Did you hear the one about Jesus turning water into wine? Jesus’ mother asks him to help save a groom from the embarrassment (and potential lawsuits from disgruntled guests!) for running out of wine before the party was over. Jesus, in a quiet, hardly-noticed way, provides. (John 2:1-11)
Modern ears, rendered skeptical by science, hear that story and respond, ‘Really? This sounds just like some ancient Greek myth about their god of wine.’
But, in our less skeptical moments; in our more faith-filled moments, I wonder if we want this story to be true. We want to see it as the new reality, because deep down, we dare to dream and hope that there will be a day when none will be in want, when all will be invited to the Party. (You should stop here and read Amos 9:13-14)
Jesus is at the party, and he is just doing that which God does every year, but in a super-sped up way. We see it with every glass of wine, but, like the guests at that wedding in Cana, we don’t see the Maker. So, if when you read about Jesus turning water into wine your response is ‘balderdash’, perhaps the problem lies not in the story but in your eyes.

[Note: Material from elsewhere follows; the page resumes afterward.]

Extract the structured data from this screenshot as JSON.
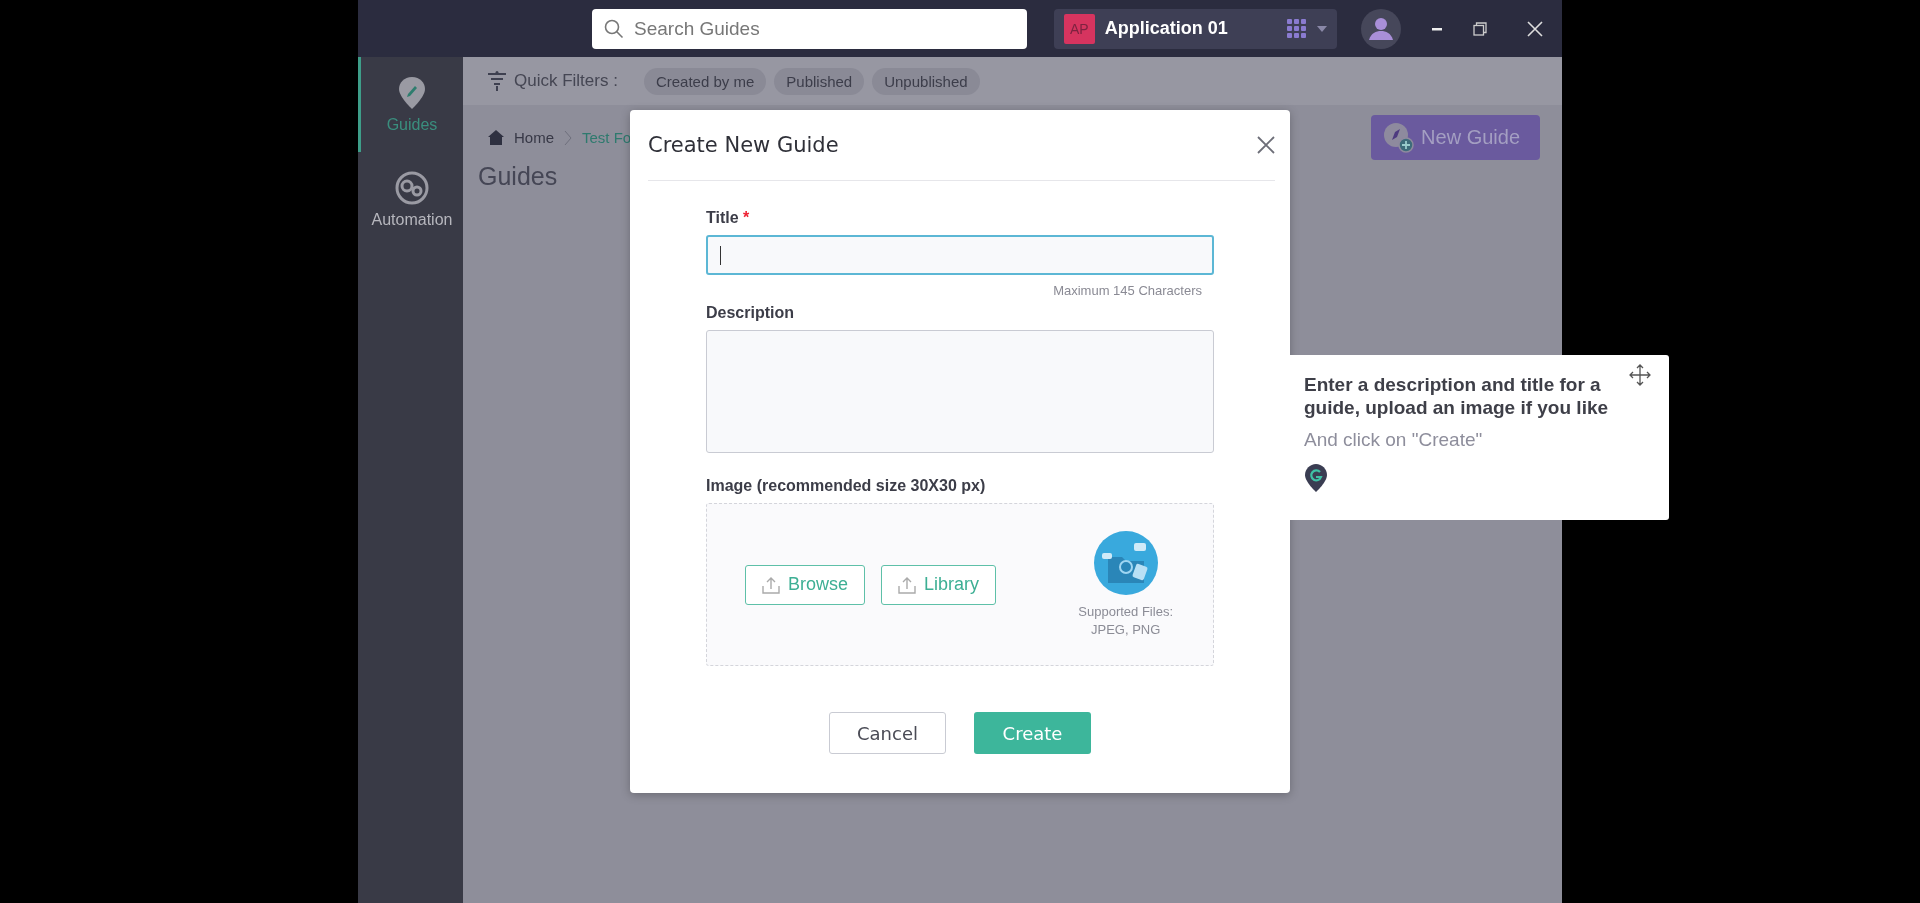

“God creates the vine and teaches it to draw up water by its roots and, with the aid of the sun, to turn that water into a juice which will ferment and take on certain qualities. Thus every year, from Noah’s time till ours, God turns water into wine. That, men fail to see. Either like the Pagans they refer the process to some finite spirit, Bacchus or Dionysus: or else, like the moderns, they attribute real and ultimate causality to the chemical and other material phenomena which are all that our senses can discover in it. But when Christ at Cana makes water into wine, the mask is off’ (John 5:19). The miracle has only half its effect if it only convinces us that Christ is God: it will have its full effect if whenever we see a vineyard or drink a glass of wine we remember that here works He who sat at the wedding party in Cana.”
C.S. Lewis, “Miracles,” God in the Dock (Eerdmans: 1970)